▶ **Assignment**:
Give the data back exactly as it stands.

(Recorded data)
--*--

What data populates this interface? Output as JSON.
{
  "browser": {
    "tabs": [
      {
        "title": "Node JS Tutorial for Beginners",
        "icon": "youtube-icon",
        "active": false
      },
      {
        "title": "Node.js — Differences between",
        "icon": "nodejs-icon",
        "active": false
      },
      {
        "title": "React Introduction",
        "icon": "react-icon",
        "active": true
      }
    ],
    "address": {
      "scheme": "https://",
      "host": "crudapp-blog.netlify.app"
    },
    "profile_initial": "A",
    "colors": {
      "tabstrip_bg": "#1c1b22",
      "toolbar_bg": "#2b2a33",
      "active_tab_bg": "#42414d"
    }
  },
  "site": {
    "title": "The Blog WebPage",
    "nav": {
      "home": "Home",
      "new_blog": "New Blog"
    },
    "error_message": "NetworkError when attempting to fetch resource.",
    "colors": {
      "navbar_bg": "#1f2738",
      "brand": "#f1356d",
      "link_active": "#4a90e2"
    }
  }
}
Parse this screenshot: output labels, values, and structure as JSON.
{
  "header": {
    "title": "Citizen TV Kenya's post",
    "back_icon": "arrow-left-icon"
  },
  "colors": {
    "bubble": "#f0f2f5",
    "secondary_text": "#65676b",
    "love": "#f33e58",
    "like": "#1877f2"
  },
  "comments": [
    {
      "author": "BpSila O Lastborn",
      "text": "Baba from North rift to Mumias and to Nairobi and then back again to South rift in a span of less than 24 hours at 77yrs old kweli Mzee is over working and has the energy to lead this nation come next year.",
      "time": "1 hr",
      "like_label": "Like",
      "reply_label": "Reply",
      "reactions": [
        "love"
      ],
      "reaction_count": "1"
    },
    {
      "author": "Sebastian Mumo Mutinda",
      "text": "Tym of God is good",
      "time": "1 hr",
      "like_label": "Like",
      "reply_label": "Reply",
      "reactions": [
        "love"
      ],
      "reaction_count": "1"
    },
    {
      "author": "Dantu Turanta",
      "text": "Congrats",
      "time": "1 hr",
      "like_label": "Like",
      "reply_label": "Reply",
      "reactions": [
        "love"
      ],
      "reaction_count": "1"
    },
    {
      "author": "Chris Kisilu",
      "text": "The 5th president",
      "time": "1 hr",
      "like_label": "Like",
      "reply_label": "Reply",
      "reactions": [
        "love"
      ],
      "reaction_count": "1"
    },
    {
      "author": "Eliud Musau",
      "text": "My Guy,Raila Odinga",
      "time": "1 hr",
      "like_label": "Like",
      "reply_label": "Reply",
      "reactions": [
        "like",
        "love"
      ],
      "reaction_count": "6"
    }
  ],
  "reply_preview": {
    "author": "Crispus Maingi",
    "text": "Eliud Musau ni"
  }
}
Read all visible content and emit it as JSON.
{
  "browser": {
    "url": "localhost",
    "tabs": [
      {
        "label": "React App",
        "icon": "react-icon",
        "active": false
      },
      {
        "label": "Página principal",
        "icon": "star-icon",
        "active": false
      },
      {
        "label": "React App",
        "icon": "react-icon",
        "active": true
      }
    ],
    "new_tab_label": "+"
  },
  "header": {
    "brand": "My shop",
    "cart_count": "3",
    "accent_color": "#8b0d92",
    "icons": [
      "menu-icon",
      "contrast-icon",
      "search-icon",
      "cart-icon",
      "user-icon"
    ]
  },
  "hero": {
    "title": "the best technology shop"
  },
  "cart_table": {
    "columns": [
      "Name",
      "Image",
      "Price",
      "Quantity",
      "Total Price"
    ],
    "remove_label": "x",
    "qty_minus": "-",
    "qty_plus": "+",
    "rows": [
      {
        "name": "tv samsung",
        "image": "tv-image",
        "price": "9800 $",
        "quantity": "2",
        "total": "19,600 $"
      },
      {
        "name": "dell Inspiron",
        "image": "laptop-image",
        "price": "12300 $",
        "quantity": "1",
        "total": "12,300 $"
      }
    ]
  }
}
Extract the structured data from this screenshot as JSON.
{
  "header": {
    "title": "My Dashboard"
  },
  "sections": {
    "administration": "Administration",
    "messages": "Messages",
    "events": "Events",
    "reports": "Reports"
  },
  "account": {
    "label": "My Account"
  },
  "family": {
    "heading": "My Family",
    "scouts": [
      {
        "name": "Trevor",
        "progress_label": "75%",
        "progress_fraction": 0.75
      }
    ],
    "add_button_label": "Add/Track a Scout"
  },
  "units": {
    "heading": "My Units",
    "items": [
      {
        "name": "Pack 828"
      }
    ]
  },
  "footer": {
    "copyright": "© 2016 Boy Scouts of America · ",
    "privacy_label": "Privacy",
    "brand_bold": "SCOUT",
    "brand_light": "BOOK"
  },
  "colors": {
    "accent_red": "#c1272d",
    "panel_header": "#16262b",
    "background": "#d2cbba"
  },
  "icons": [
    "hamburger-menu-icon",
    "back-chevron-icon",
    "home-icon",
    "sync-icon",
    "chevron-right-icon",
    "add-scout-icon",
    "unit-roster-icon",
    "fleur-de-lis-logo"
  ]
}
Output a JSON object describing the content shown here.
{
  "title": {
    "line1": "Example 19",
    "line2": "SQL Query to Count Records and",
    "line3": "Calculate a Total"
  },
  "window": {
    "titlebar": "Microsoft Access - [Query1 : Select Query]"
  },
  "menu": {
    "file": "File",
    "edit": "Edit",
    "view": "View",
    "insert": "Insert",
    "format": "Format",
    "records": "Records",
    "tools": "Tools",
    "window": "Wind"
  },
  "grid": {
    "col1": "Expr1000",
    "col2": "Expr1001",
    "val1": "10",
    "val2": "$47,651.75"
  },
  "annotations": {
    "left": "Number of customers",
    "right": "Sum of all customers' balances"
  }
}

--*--

▶ **Solution**:
What data populates this interface? Output as JSON.
{
  "browser": {
    "tabs": [
      {
        "title": "Node JS Tutorial for Beginners",
        "icon": "youtube-icon",
        "active": false
      },
      {
        "title": "Node.js — Differences between",
        "icon": "nodejs-icon",
        "active": false
      },
      {
        "title": "React Introduction",
        "icon": "react-icon",
        "active": true
      }
    ],
    "address": {
      "scheme": "https://",
      "host": "crudapp-blog.netlify.app"
    },
    "profile_initial": "A",
    "colors": {
      "tabstrip_bg": "#1c1b22",
      "toolbar_bg": "#2b2a33",
      "active_tab_bg": "#42414d"
    }
  },
  "site": {
    "title": "The Blog WebPage",
    "nav": {
      "home": "Home",
      "new_blog": "New Blog"
    },
    "error_message": "NetworkError when attempting to fetch resource.",
    "colors": {
      "navbar_bg": "#1f2738",
      "brand": "#f1356d",
      "link_active": "#4a90e2"
    }
  }
}
Parse this screenshot: output labels, values, and structure as JSON.
{
  "header": {
    "title": "Citizen TV Kenya's post",
    "back_icon": "arrow-left-icon"
  },
  "colors": {
    "bubble": "#f0f2f5",
    "secondary_text": "#65676b",
    "love": "#f33e58",
    "like": "#1877f2"
  },
  "comments": [
    {
      "author": "BpSila O Lastborn",
      "text": "Baba from North rift to Mumias and to Nairobi and then back again to South rift in a span of less than 24 hours at 77yrs old kweli Mzee is over working and has the energy to lead this nation come next year.",
      "time": "1 hr",
      "like_label": "Like",
      "reply_label": "Reply",
      "reactions": [
        "love"
      ],
      "reaction_count": "1"
    },
    {
      "author": "Sebastian Mumo Mutinda",
      "text": "Tym of God is good",
      "time": "1 hr",
      "like_label": "Like",
      "reply_label": "Reply",
      "reactions": [
        "love"
      ],
      "reaction_count": "1"
    },
    {
      "author": "Dantu Turanta",
      "text": "Congrats",
      "time": "1 hr",
      "like_label": "Like",
      "reply_label": "Reply",
      "reactions": [
        "love"
      ],
      "reaction_count": "1"
    },
    {
      "author": "Chris Kisilu",
      "text": "The 5th president",
      "time": "1 hr",
      "like_label": "Like",
      "reply_label": "Reply",
      "reactions": [
        "love"
      ],
      "reaction_count": "1"
    },
    {
      "author": "Eliud Musau",
      "text": "My Guy,Raila Odinga",
      "time": "1 hr",
      "like_label": "Like",
      "reply_label": "Reply",
      "reactions": [
        "like",
        "love"
      ],
      "reaction_count": "6"
    }
  ],
  "reply_preview": {
    "author": "Crispus Maingi",
    "text": "Eliud Musau ni"
  }
}
Read all visible content and emit it as JSON.
{
  "browser": {
    "url": "localhost",
    "tabs": [
      {
        "label": "React App",
        "icon": "react-icon",
        "active": false
      },
      {
        "label": "Página principal",
        "icon": "star-icon",
        "active": false
      },
      {
        "label": "React App",
        "icon": "react-icon",
        "active": true
      }
    ],
    "new_tab_label": "+"
  },
  "header": {
    "brand": "My shop",
    "cart_count": "3",
    "accent_color": "#8b0d92",
    "icons": [
      "menu-icon",
      "contrast-icon",
      "search-icon",
      "cart-icon",
      "user-icon"
    ]
  },
  "hero": {
    "title": "the best technology shop"
  },
  "cart_table": {
    "columns": [
      "Name",
      "Image",
      "Price",
      "Quantity",
      "Total Price"
    ],
    "remove_label": "x",
    "qty_minus": "-",
    "qty_plus": "+",
    "rows": [
      {
        "name": "tv samsung",
        "image": "tv-image",
        "price": "9800 $",
        "quantity": "2",
        "total": "19,600 $"
      },
      {
        "name": "dell Inspiron",
        "image": "laptop-image",
        "price": "12300 $",
        "quantity": "1",
        "total": "12,300 $"
      }
    ]
  }
}
Extract the structured data from this screenshot as JSON.
{
  "header": {
    "title": "My Dashboard"
  },
  "sections": {
    "administration": "Administration",
    "messages": "Messages",
    "events": "Events",
    "reports": "Reports"
  },
  "account": {
    "label": "My Account"
  },
  "family": {
    "heading": "My Family",
    "scouts": [
      {
        "name": "Trevor",
        "progress_label": "75%",
        "progress_fraction": 0.75
      }
    ],
    "add_button_label": "Add/Track a Scout"
  },
  "units": {
    "heading": "My Units",
    "items": [
      {
        "name": "Pack 828"
      }
    ]
  },
  "footer": {
    "copyright": "© 2016 Boy Scouts of America · ",
    "privacy_label": "Privacy",
    "brand_bold": "SCOUT",
    "brand_light": "BOOK"
  },
  "colors": {
    "accent_red": "#c1272d",
    "panel_header": "#16262b",
    "background": "#d2cbba"
  },
  "icons": [
    "hamburger-menu-icon",
    "back-chevron-icon",
    "home-icon",
    "sync-icon",
    "chevron-right-icon",
    "add-scout-icon",
    "unit-roster-icon",
    "fleur-de-lis-logo"
  ]
}
Output a JSON object describing the content shown here.
{
  "title": {
    "line1": "Example 19",
    "line2": "SQL Query to Count Records and",
    "line3": "Calculate a Total"
  },
  "window": {
    "titlebar": "Microsoft Access - [Query1 : Select Query]"
  },
  "menu": {
    "file": "File",
    "edit": "Edit",
    "view": "View",
    "insert": "Insert",
    "format": "Format",
    "records": "Records",
    "tools": "Tools",
    "window": "Wind"
  },
  "grid": {
    "col1": "Expr1000",
    "col2": "Expr1001",
    "val1": "10",
    "val2": "$47,651.75"
  },
  "annotations": {
    "left": "Number of customers",
    "right": "Sum of all customers' balances"
  }
}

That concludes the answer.